◆ EXERCISE DETAILS ◆
In the records below, find the lines that include "GC工具箱" and copy each.

Recorded data:
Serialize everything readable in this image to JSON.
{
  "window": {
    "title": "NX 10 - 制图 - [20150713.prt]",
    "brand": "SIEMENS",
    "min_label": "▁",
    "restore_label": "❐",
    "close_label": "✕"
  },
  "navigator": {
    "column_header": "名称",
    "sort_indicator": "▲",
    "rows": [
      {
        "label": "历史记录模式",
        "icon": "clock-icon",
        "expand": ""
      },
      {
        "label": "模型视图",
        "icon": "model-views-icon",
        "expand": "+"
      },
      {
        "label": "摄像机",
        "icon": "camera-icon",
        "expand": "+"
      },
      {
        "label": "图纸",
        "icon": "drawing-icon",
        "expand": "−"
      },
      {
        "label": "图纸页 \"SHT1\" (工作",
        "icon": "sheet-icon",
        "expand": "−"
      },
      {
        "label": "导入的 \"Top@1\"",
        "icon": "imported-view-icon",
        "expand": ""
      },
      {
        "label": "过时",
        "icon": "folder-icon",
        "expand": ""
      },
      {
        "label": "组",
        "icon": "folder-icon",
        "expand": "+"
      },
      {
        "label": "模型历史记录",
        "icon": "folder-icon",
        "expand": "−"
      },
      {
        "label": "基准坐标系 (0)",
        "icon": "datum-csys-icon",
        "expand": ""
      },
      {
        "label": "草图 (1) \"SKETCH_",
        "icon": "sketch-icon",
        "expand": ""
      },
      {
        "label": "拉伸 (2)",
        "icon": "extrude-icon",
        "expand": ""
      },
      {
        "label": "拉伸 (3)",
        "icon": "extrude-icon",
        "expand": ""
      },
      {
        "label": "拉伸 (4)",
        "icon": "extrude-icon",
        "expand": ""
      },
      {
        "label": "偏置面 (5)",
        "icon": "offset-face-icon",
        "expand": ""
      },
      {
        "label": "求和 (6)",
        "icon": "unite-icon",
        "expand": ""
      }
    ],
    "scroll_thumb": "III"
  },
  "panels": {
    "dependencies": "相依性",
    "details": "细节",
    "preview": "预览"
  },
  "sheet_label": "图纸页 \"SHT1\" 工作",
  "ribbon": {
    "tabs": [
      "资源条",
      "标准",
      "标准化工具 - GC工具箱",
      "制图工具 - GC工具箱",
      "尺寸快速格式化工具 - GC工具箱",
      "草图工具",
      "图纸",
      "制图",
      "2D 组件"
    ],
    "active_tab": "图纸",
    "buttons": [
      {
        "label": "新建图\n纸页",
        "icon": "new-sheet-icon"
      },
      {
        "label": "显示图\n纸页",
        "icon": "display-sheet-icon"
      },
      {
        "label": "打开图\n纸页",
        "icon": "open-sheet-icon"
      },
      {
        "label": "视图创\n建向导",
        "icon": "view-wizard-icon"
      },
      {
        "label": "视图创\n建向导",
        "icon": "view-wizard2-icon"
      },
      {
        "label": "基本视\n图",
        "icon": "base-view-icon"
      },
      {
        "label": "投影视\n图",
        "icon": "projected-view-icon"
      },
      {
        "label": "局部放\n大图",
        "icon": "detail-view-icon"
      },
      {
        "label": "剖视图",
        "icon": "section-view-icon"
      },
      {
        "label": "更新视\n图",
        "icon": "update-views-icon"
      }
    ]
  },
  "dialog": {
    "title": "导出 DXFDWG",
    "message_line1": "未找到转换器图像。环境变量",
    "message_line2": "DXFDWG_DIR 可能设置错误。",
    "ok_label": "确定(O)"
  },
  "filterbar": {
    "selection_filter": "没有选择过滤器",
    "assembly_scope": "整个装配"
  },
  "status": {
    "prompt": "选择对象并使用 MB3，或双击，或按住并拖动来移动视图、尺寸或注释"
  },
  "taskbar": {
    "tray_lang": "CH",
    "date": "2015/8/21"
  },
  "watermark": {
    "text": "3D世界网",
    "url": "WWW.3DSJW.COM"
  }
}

◆ REPLY ◆
      "标准化工具 - GC工具箱",
      "制图工具 - GC工具箱",
      "尺寸快速格式化工具 - GC工具箱",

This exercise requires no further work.